[Data extracted from a collection]
--*--

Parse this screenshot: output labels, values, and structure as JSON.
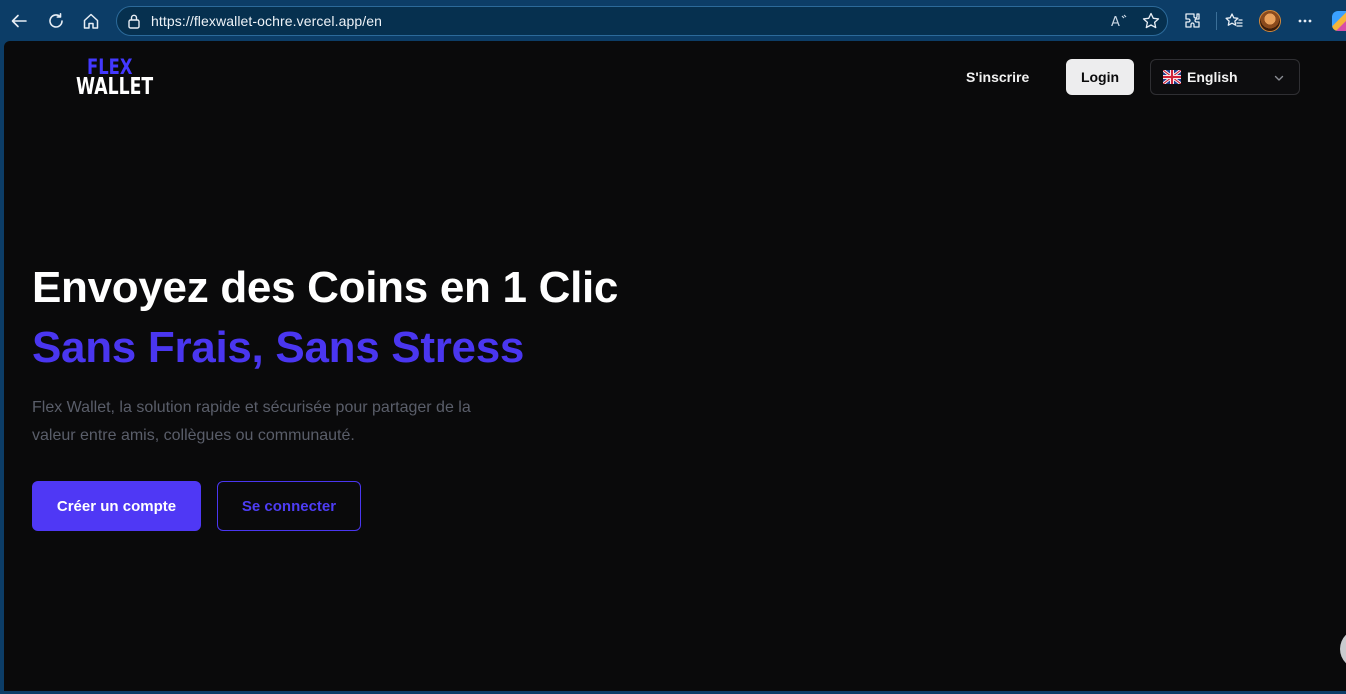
{
  "browser": {
    "url": "https://flexwallet-ochre.vercel.app/en",
    "icons": [
      "back-icon",
      "refresh-icon",
      "home-icon",
      "lock-icon",
      "read-aloud-icon",
      "favorite-star-icon",
      "extensions-icon",
      "favorites-icon",
      "profile-avatar",
      "more-icon",
      "copilot-icon"
    ]
  },
  "logo": {
    "top": "FLEX",
    "bottom": "WALLET"
  },
  "nav": {
    "signup_label": "S'inscrire",
    "login_label": "Login",
    "language": "English"
  },
  "hero": {
    "title": "Envoyez des Coins en 1 Clic",
    "subtitle": "Sans Frais, Sans Stress",
    "description_line1": "Flex Wallet, la solution rapide et sécurisée pour partager de la",
    "description_line2": "valeur entre amis, collègues ou communauté.",
    "primary_button": "Créer un compte",
    "secondary_button": "Se connecter"
  },
  "colors": {
    "accent": "#4f38f5",
    "background": "#0a0a0b",
    "browser_chrome": "#0c3d67"
  }
}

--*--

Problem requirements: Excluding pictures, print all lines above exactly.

Solution to the exercise:
Parse this screenshot: output labels, values, and structure as JSON.
{
  "browser": {
    "url": "https://flexwallet-ochre.vercel.app/en",
    "icons": [
      "back-icon",
      "refresh-icon",
      "home-icon",
      "lock-icon",
      "read-aloud-icon",
      "favorite-star-icon",
      "extensions-icon",
      "favorites-icon",
      "profile-avatar",
      "more-icon",
      "copilot-icon"
    ]
  },
  "logo": {
    "top": "FLEX",
    "bottom": "WALLET"
  },
  "nav": {
    "signup_label": "S'inscrire",
    "login_label": "Login",
    "language": "English"
  },
  "hero": {
    "title": "Envoyez des Coins en 1 Clic",
    "subtitle": "Sans Frais, Sans Stress",
    "description_line1": "Flex Wallet, la solution rapide et sécurisée pour partager de la",
    "description_line2": "valeur entre amis, collègues ou communauté.",
    "primary_button": "Créer un compte",
    "secondary_button": "Se connecter"
  },
  "colors": {
    "accent": "#4f38f5",
    "background": "#0a0a0b",
    "browser_chrome": "#0c3d67"
  }
}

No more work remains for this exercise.